Every morning Reiko Sekine is up before dawn to watch the sunrise from behind Hualalai Volcano. With her googles in one hand and an underwater camera in the other, she heads to her favorite beach.
An hour later, Sekine finds herself ½-mile out at sea feeling in awe as she anxiously waits for the right moment. Then, quickly snapping a picture of a glorious illumination — an early morning glow of emerging sunrays upon a passing dolphin pod with Hualalai as the backdrop — and all while treading water to keep afloat. The photo appears in West Hawaii Today the following week.
For the last five years, Sekine’s Island Life photos from the sea has stirred quite the following from readers of West Hawaii Today. From passing dolphins pods, to curious Hawaiian green sea turtles, to a plethora of vibrant sea life along Kona’s pristine coastline, Sekine’s brilliant underwater photography captures it all.
“The ocean is different every time and even if I go to the same place, I see different sea animals,” said the 64-year old Kailua-Kona resident. “In the water I feel free, so comfortable, and I can be myself. And, I feel fortunate to have the opportunity to watch these beautiful creatures right before my eyes.”
Having such a passion for all sea life and her ease with being in the ocean on a daily basis, one would think Sekine was a natural born swimmer or perhaps, a mermaid.
“Not so,” Sekine laughed. “When I was young, I was deeply afraid of the ocean. One day the whole family went to the beach and I remember crying because I didn’t like the beach, I didn’t like the sand, and I didn’t want to go into the water. I kept crying because I couldn’t swim and I was afraid.”
Born in Fukuoka, Japan, Sekine’s family moved three times while she was growing up. Her family members also couldn’t swim.
“I didn’t like swimming until I moved from Fukuoka to Tokyo at age 10,” Sekine said. “Most people in Fukuoka didn’t know how to swim or were really bad swimmers so of course, no one could teach me. While in Tokyo, we had to take swimming as part of PE class and be able to swim 25 meters.
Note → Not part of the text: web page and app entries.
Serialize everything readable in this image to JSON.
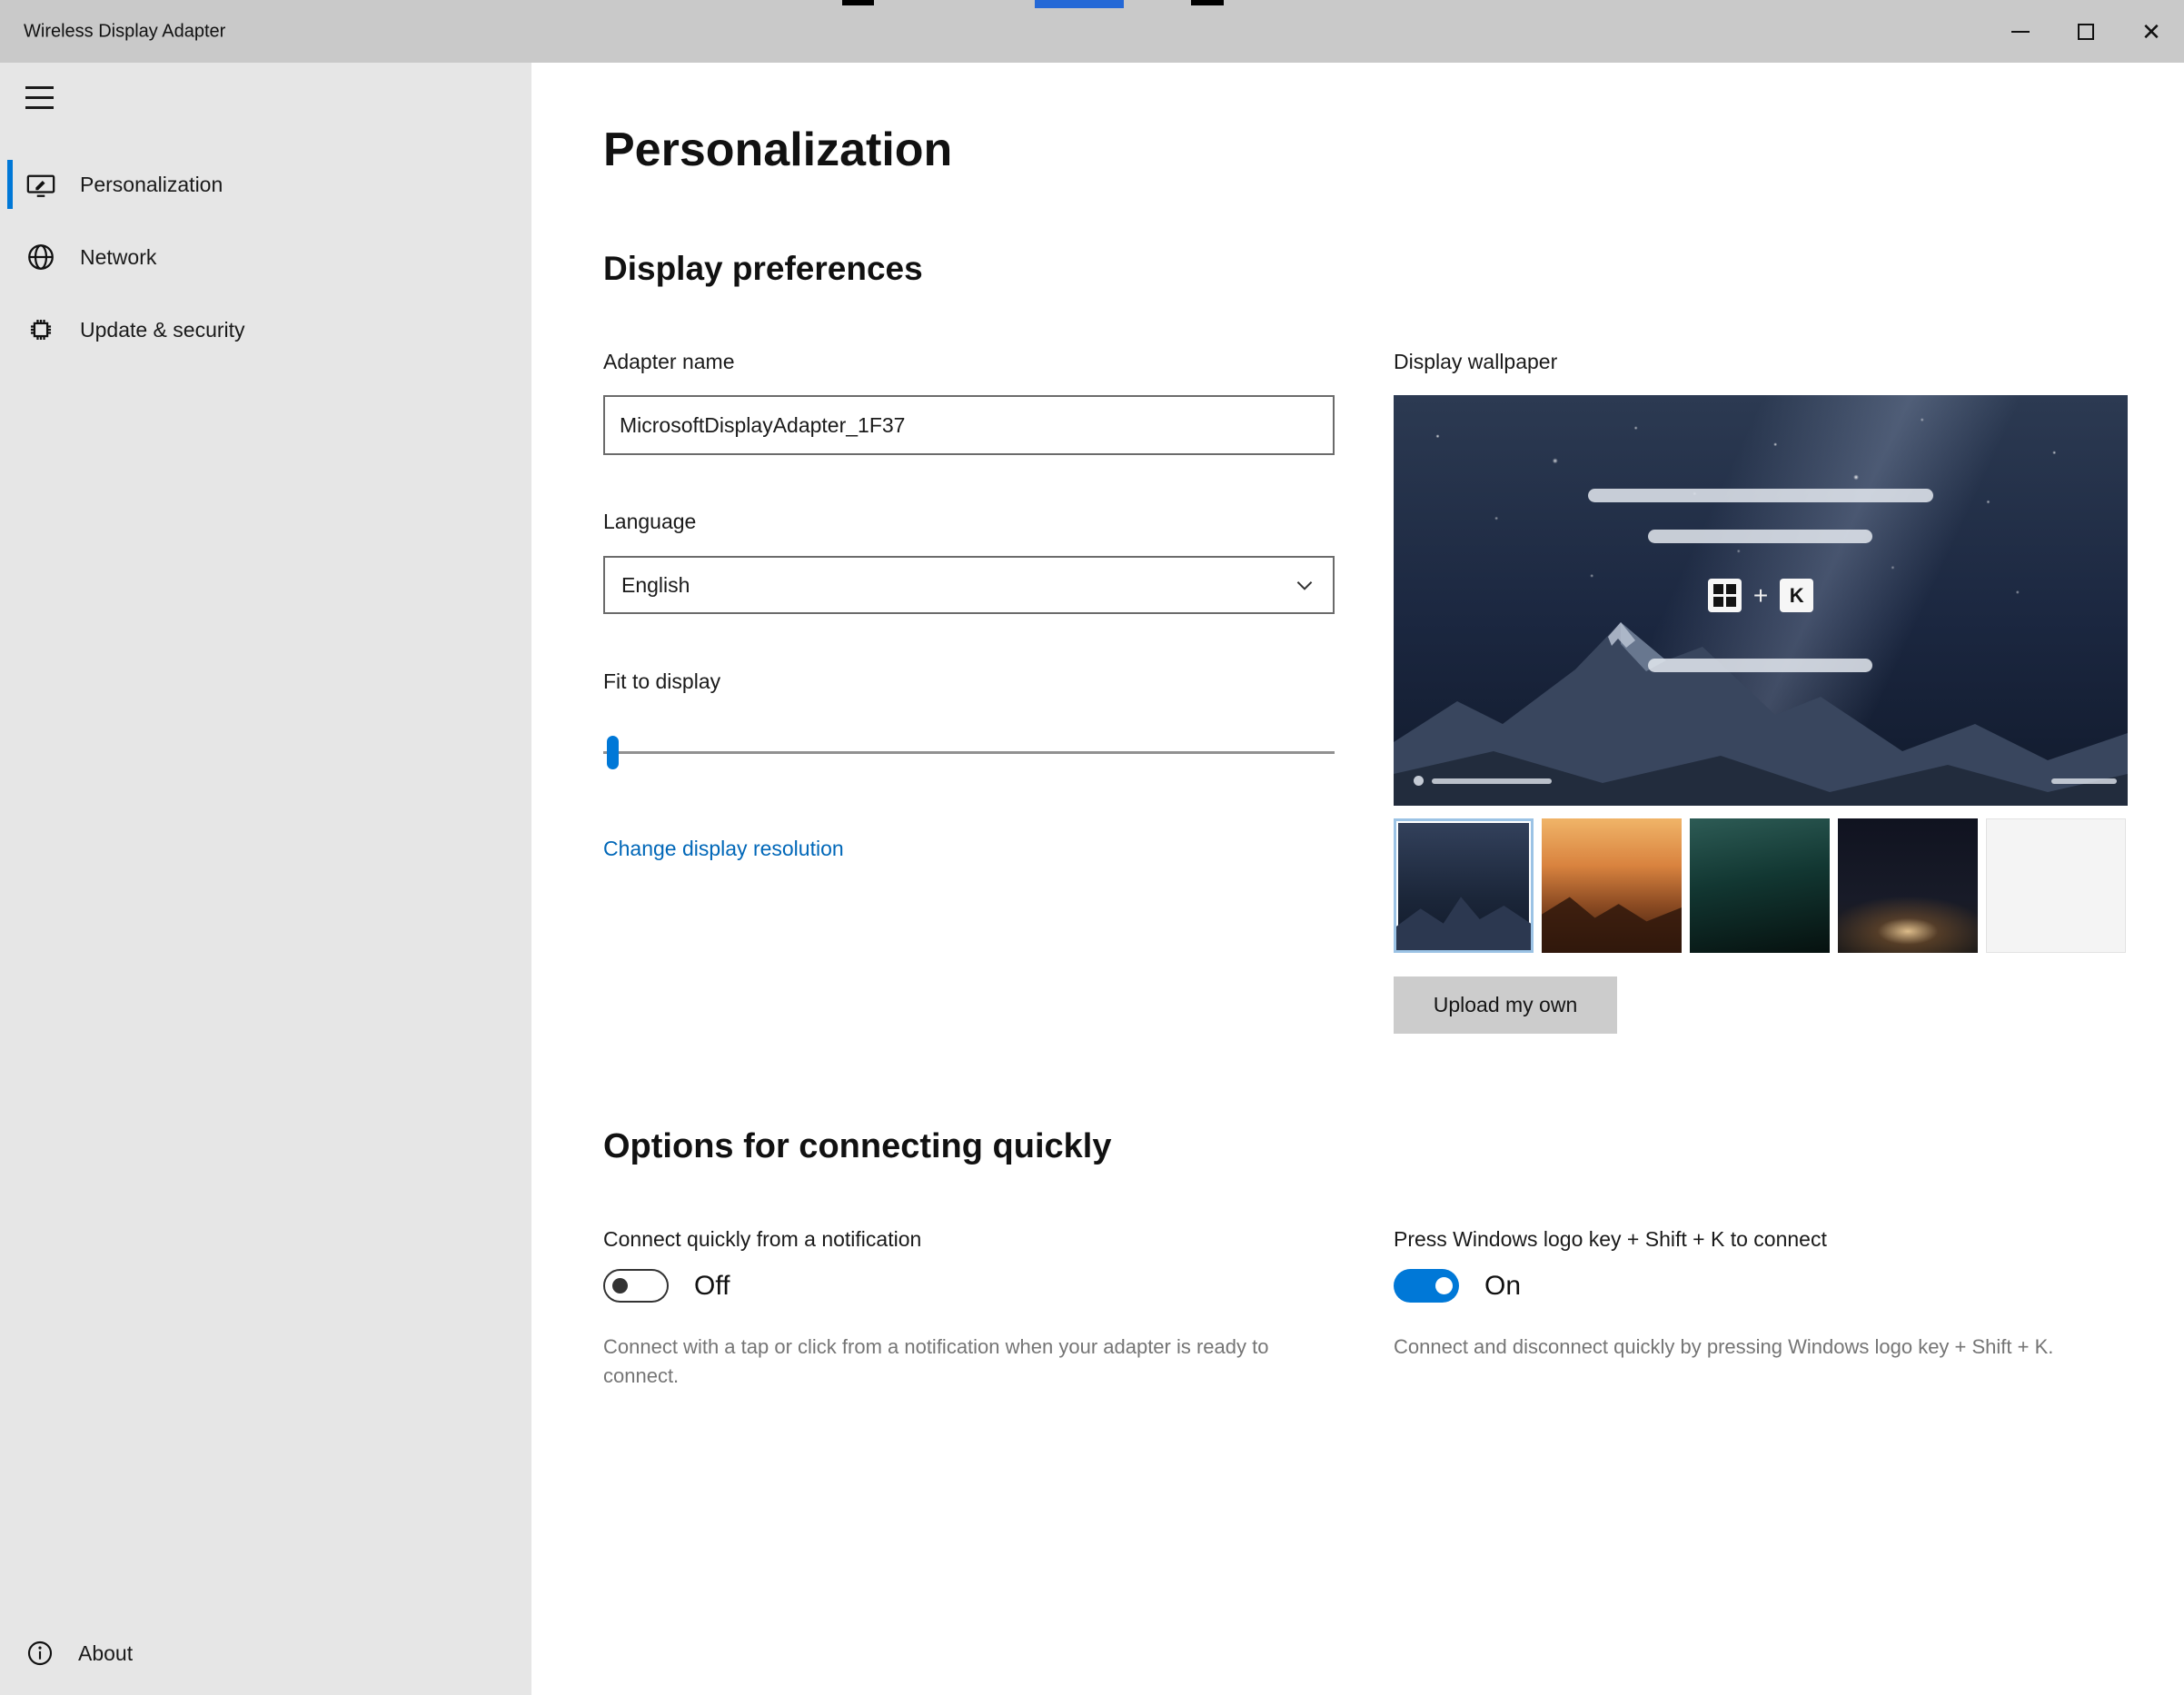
{
  "titlebar": {
    "title": "Wireless Display Adapter",
    "close_glyph": "✕"
  },
  "sidebar": {
    "items": [
      {
        "label": "Personalization"
      },
      {
        "label": "Network"
      },
      {
        "label": "Update & security"
      }
    ],
    "about_label": "About"
  },
  "page": {
    "title": "Personalization",
    "display_preferences": {
      "heading": "Display preferences",
      "adapter_name_label": "Adapter name",
      "adapter_name_value": "MicrosoftDisplayAdapter_1F37",
      "language_label": "Language",
      "language_value": "English",
      "fit_to_display_label": "Fit to display",
      "change_resolution_link": "Change display resolution"
    },
    "wallpaper": {
      "label": "Display wallpaper",
      "plus_glyph": "+",
      "key_glyph": "K",
      "upload_button": "Upload my own"
    },
    "options": {
      "heading": "Options for connecting quickly",
      "notification": {
        "label": "Connect quickly from a notification",
        "state": "Off",
        "description": "Connect with a tap or click from a notification when your adapter is ready to connect."
      },
      "hotkey": {
        "label": "Press Windows logo key + Shift + K to connect",
        "state": "On",
        "description": "Connect and disconnect quickly by pressing Windows logo key + Shift + K."
      }
    }
  },
  "colors": {
    "accent": "#0078d7",
    "link": "#0067b8"
  }
}
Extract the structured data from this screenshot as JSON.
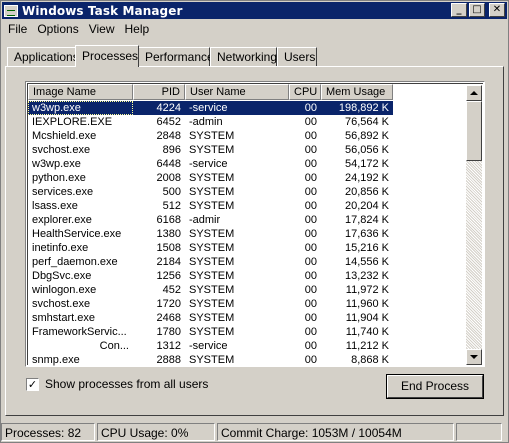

I remember being the worst swimmer because everyone in Tokyo knew how to swim. Eventually, I learned the basics and enough to swim 25 meters.
“But then, we moved to Osaka, Japan, and I became the best swimmer in the class. Not because I was a good swimmer, but because no one there knew how to swim! So, even if I could barely make 25 meters, when compared to everyone else, I could honestly say I was the best swimmer and this happened with no practice and no effort.”
In junior high, Sekine joined a swim club and a true passion for swimming evolved. Her dislike turned into determination and a desire toward becoming a confident and skilled swimmer. By the time she attended college in Nagoya, Sekine became a certified swim coach and offered pool lessons to school aged children between five and 13 years of age.
From there, Sekine moved to Australia for a year and studied scuba diving along the Great Barrier Reef and Bondi Beach. Sekine said she swam almost every day and that’s when she felt passionate about scuba diving along with a deep respect for the ocean. She also began to dabble in underwater photography.
At age 41, Sekine moved to Kailua-Kona with her husband in 1997.
“My husband secured a job with Kealakehe Elementary as a special education teacher for the visually impaired,” she said. “His job had him traveling to different schools and he was very busy. I also learned how to drive for the first time. However, four years later he passed away from a heart attack while playing basketball at the Kailua gym.”
Feeling heartbroken, Sekine took a lifeguard training course with the legendary Hall of Fame swim coach, Steve Borowski, and also joined his popular Kona Aquatics Masters swim team in 2003.
Sekine’s aquatic endeavors continued as she competed in dozens of swim races across the island. She routinely claimed age-group podium spots at competitive races like the King’s Swim, Hapuna Rough Water Swim, Kukio Blue Water Swim, and the Cinco de Mayo Splash. She also returned to her love for underwater photography.
“I’ve been taking very bad photos for a long time,” Sekine laughed. “So, I have a long career of taking bad photos. But now, with my waterproof Nikon Coolpix, I’m able to take some descent photos. It’s an all-weather camera and allows me to go 30 meters under water.”
Now, feeling the impact of the world struggling with the COVID-19 pandemic, Sekine turns to the ocean for daily meditation and an escape into the world beneath.
“The ocean is very healing – it can heal you on the inside as well as the outside. My favorite photos are of passing dolphin pods, the honu, and the flying gurnard. You can find me at my favorite swim spots — Kaiakeakua Beach, Kahaluu Beach, and Kua Bay.”
Reiko Sekine’s brilliant underwater photography can be viewed in the Community section of West Hawaii Today. Her photos consistently appear at least once per week.